### ACTIVITY
If a line in the data holds "Card", copy that line out in full.

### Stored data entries
● ● ●
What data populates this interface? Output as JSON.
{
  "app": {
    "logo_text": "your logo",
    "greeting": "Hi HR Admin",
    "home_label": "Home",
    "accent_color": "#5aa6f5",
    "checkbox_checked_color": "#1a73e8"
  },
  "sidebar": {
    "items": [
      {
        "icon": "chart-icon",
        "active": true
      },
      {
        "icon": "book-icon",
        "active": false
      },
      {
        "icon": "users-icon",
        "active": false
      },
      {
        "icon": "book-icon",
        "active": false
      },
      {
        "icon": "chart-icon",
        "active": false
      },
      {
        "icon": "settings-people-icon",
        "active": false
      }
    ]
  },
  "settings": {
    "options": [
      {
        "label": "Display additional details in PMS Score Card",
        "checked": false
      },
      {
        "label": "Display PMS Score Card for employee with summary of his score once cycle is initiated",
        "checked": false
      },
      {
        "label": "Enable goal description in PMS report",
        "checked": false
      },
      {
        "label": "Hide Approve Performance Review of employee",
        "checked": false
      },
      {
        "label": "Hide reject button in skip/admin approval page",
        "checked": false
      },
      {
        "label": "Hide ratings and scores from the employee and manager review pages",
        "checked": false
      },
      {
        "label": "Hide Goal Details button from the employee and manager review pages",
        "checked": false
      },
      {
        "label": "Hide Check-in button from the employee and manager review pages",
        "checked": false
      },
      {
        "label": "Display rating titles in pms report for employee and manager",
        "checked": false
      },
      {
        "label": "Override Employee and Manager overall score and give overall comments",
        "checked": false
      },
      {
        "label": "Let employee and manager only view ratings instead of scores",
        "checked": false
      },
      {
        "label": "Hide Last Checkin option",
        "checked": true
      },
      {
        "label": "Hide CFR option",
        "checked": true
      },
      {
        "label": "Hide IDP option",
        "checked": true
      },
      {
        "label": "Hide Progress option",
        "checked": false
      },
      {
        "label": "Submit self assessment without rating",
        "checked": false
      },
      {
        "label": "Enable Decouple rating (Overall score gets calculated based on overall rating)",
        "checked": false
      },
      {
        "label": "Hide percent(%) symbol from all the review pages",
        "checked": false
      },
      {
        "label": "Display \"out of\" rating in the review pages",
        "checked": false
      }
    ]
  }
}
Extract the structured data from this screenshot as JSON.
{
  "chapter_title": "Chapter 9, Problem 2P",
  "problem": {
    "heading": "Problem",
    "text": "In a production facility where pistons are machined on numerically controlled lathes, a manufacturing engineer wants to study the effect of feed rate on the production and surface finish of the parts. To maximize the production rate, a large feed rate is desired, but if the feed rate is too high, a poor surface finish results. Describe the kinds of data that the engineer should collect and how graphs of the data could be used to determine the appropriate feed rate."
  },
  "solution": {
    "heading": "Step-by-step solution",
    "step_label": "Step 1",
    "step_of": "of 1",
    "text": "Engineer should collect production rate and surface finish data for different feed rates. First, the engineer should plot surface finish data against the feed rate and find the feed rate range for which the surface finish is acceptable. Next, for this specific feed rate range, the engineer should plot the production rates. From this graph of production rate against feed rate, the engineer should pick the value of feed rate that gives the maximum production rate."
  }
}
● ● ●
### RESULT FOR THIS EXERCISE
        "label": "Display additional details in PMS Score Card",
        "label": "Display PMS Score Card for employee with summary of his score once cycle is initiated",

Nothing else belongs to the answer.